Chinese cinema is now deep into its latest movement, its 8th Wave. But this moment is a conflicted one, as intensely contradictory as Chinese existence itself — and its cinema seems self-conscious of this. In titles as disparate as Guo Jingming’s Tiny Times and Hu Bo’s An Elephant Sitting Still, one can see refracted kernels of the lived reality of both the few and the many; while other films, such as Sun Lu’s How Long Will I Love U and any recent work from 6th Wave director Jia Zhangke (e.g. Mountains May Depart or Ash Is Purest White) explicitly contend with the antagonism of extreme differences in material conditions as relating to temporal change — one finding cause to celebrate the differences accumulated over decades, while Jia’s films are defined by ambivalence. Bai Xue’s debut feature, The Crossing, is firmly rooted in this milieu, following the life of Peipei (Huang Yao) on daily commutes from Shenzhen to Hong Kong for school, in struggles with her parents’ working class social position, and as she dreams of traveling to Hokkaido with her best friend. Eventually, in order to fund her travel, and lessen her reliance on family, Peipei gets involved in a smuggling operation.
Bai pays attention to familial tensions and squabbles over money in a way that might remind one of An Elephant Sitting Still, sans that film’s brutal fatalism, but which in fact hews much closer to the tonal management and aesthetic sensibility of a Jia picture (The Crossing happens to share Jia’s regular editor, Matthieu Laclau, and Jia himself is thanked in the credits). This is an odd combination, but one that gives the film a certain beauty and thematic potency that many films of this 8th Wave often lack.
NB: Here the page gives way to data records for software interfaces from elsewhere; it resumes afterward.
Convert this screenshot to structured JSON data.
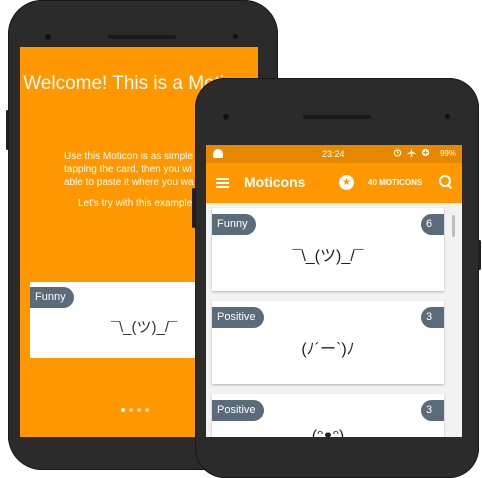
{
  "intro": {
    "title": "Welcome! This is a Moticon",
    "line1": "Use this Moticon is as simple",
    "line2": "tapping the card, then you wi",
    "line3": "able to paste it where you wa",
    "try": "Let's try with this example",
    "card": {
      "tag": "Funny",
      "face": "¯\\_(ツ)_/¯"
    },
    "pager_pages": 4,
    "pager_active": 1
  },
  "status": {
    "time": "23:24",
    "battery": "99%"
  },
  "toolbar": {
    "title": "Moticons",
    "count": "40 MOTICONS"
  },
  "cards": [
    {
      "tag": "Funny",
      "count": "6",
      "face": "¯\\_(ツ)_/¯"
    },
    {
      "tag": "Positive",
      "count": "3",
      "face": "(ﾉ´ー`)ﾉ"
    },
    {
      "tag": "Positive",
      "count": "3",
      "face": "(ᵔᴥᵔ)"
    }
  ],
  "colors": {
    "accent": "#ff9800",
    "status_bar": "#e68900",
    "tag": "#5a6b79"
  }
}
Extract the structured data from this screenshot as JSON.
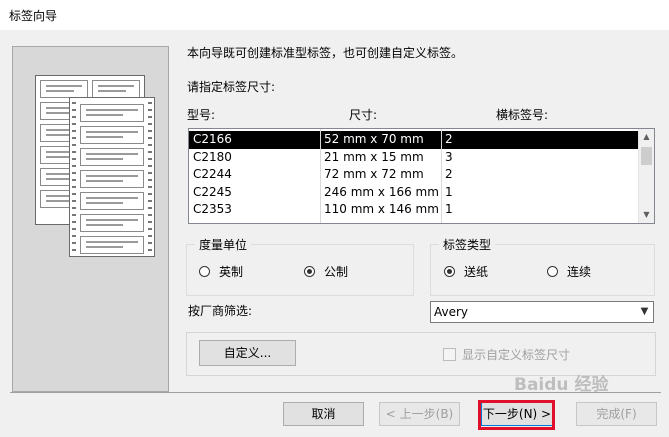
{
  "window": {
    "title": "标签向导"
  },
  "intro": {
    "description": "本向导既可创建标准型标签，也可创建自定义标签。",
    "specify_size": "请指定标签尺寸:"
  },
  "columns": {
    "model": "型号:",
    "size": "尺寸:",
    "across": "横标签号:"
  },
  "labels": [
    {
      "model": "C2166",
      "size": "52 mm x 70 mm",
      "across": "2",
      "selected": true
    },
    {
      "model": "C2180",
      "size": "21 mm x 15 mm",
      "across": "3",
      "selected": false
    },
    {
      "model": "C2244",
      "size": "72 mm x 72 mm",
      "across": "2",
      "selected": false
    },
    {
      "model": "C2245",
      "size": "246 mm x 166 mm",
      "across": "1",
      "selected": false
    },
    {
      "model": "C2353",
      "size": "110 mm x 146 mm",
      "across": "1",
      "selected": false
    }
  ],
  "units": {
    "legend": "度量单位",
    "options": [
      "英制",
      "公制"
    ],
    "selected": "公制"
  },
  "label_type": {
    "legend": "标签类型",
    "options": [
      "送纸",
      "连续"
    ],
    "selected": "送纸"
  },
  "filter": {
    "label": "按厂商筛选:",
    "value": "Avery"
  },
  "custom": {
    "button": "自定义...",
    "show_custom": "显示自定义标签尺寸"
  },
  "buttons": {
    "cancel": "取消",
    "back": "< 上一步(B)",
    "next": "下一步(N) >",
    "finish": "完成(F)"
  },
  "icons": {
    "scroll_up": "chevron-up-icon",
    "scroll_down": "chevron-down-icon",
    "dropdown": "chevron-down-icon"
  },
  "colors": {
    "highlight": "#e0102a",
    "selected_row": "#000000"
  },
  "watermark": "Baidu 经验"
}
Indeed, as a coming-of-age drama, The Crossing benefits greatly from Huang Yao’s standout performance, and from the palpable joy she conveys in finding community and success amongst the cohort of smugglers she falls in with, including a romantic interest. The film is warm-hearted and astute in portraying class positions and the difficulties fostered by financial instability, as well as intelligent in equivocating on moral judgment when it comes to how its protagonists attempt to improve their lot, duplicitously. Yet, in spite of these successes, The Crossing struggles to resolve, and unknot, its contradictions, because the nation as of yet hasn’t. Arriving as some kind of deus ex machina, the state brings order where justice is required, and the compromised feel of this ending leaves a sour taste.
Published as part of Before We Vanish | Issue 3.